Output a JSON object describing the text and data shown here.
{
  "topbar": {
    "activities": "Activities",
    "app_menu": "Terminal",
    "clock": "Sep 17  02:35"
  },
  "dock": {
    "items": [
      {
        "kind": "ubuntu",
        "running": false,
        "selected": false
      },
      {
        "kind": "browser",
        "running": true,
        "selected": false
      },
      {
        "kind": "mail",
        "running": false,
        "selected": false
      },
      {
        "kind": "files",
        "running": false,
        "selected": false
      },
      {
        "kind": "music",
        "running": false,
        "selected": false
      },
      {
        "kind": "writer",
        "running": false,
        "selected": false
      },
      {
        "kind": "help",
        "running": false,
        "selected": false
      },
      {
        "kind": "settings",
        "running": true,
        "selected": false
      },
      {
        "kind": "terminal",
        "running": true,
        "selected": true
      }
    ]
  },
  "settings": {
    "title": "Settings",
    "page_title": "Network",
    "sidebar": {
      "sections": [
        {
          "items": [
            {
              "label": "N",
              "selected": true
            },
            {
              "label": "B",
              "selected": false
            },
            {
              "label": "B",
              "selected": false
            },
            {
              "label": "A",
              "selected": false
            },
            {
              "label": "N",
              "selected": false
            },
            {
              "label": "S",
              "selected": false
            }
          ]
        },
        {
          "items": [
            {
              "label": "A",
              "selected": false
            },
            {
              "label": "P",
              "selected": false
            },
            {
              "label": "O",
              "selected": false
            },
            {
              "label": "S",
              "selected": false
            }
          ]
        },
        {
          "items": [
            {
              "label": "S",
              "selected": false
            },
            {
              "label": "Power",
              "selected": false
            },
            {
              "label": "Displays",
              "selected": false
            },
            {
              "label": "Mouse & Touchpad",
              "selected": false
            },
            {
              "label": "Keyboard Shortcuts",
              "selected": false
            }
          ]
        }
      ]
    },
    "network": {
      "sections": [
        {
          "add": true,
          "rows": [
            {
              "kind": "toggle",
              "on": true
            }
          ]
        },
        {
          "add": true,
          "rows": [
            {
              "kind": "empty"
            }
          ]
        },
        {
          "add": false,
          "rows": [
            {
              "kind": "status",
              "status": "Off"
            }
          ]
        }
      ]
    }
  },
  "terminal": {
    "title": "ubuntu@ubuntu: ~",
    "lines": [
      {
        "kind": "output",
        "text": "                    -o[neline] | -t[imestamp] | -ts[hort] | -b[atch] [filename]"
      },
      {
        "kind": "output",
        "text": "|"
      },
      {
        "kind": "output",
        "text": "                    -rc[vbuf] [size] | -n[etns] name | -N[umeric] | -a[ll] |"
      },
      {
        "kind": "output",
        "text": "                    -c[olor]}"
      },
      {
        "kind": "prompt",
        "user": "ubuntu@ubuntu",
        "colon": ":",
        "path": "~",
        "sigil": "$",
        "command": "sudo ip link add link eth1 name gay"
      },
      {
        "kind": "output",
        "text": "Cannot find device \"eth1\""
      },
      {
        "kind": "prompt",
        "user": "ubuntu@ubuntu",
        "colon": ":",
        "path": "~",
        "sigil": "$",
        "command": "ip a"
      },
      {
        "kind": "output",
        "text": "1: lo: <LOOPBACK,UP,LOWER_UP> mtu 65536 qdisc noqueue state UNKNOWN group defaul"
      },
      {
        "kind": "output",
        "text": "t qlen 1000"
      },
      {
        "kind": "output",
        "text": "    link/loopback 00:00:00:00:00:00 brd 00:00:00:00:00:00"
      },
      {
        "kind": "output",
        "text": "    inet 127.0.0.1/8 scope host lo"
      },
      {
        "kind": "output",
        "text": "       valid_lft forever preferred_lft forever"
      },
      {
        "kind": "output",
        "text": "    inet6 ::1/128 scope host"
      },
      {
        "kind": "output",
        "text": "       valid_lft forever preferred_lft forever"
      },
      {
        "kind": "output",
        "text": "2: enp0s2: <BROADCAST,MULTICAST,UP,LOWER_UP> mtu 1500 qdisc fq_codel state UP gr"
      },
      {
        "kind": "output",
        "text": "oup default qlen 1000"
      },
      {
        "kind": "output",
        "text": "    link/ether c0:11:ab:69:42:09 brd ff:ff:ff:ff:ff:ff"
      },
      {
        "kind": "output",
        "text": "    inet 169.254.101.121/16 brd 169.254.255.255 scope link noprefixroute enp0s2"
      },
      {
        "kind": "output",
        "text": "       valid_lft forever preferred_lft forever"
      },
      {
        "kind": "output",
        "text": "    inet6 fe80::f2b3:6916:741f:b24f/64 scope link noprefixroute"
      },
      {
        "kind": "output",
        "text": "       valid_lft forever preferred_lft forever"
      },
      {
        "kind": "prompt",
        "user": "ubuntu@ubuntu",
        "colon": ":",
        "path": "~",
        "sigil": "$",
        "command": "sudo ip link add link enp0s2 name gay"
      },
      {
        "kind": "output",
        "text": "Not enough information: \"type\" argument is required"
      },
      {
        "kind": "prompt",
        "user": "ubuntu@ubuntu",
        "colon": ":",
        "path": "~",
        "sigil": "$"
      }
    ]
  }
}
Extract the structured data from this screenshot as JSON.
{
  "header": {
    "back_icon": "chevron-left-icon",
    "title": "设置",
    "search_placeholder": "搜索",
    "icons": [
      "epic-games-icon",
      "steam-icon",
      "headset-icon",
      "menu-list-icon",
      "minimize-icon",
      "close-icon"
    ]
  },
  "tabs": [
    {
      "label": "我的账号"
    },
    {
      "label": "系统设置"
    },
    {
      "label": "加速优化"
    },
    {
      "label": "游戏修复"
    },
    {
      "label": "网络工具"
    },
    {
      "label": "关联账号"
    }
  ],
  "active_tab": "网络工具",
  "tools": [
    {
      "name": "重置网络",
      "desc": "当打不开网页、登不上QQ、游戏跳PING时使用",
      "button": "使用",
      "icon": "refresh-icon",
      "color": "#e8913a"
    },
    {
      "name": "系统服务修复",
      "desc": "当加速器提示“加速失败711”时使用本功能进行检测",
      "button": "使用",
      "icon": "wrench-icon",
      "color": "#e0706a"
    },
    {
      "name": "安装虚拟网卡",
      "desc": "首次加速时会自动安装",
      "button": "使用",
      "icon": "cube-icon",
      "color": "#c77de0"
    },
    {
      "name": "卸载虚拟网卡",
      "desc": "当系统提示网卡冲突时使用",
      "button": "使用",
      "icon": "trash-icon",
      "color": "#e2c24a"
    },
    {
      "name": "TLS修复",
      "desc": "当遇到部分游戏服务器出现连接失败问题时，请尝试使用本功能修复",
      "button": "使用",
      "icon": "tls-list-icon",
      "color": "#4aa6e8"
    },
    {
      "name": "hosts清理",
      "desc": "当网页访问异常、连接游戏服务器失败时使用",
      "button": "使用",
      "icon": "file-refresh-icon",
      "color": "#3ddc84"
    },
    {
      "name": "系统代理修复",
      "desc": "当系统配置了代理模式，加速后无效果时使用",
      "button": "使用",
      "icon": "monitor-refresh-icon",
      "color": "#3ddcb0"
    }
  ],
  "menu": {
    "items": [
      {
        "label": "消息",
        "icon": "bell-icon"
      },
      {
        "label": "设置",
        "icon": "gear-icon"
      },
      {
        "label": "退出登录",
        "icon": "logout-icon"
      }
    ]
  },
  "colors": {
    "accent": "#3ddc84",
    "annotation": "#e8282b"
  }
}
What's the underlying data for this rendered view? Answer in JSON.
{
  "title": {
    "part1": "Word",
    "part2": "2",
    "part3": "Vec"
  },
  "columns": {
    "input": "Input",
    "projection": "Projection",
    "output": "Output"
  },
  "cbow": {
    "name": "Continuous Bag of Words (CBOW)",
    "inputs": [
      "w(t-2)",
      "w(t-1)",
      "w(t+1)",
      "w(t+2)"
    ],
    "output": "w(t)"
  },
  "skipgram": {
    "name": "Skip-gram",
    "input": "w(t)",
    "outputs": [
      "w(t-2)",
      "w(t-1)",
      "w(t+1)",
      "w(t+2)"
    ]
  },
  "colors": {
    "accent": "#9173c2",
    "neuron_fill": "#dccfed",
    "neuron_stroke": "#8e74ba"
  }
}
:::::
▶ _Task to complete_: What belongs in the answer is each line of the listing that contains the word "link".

▶ _Task solution_:
        "command": "sudo ip link add link eth1 name gay"
        "text": "    link/loopback 00:00:00:00:00:00 brd 00:00:00:00:00:00"
        "text": "    link/ether c0:11:ab:69:42:09 brd ff:ff:ff:ff:ff:ff"
        "text": "    inet 169.254.101.121/16 brd 169.254.255.255 scope link noprefixroute enp0s2"
        "text": "    inet6 fe80::f2b3:6916:741f:b24f/64 scope link noprefixroute"
        "command": "sudo ip link add link enp0s2 name gay"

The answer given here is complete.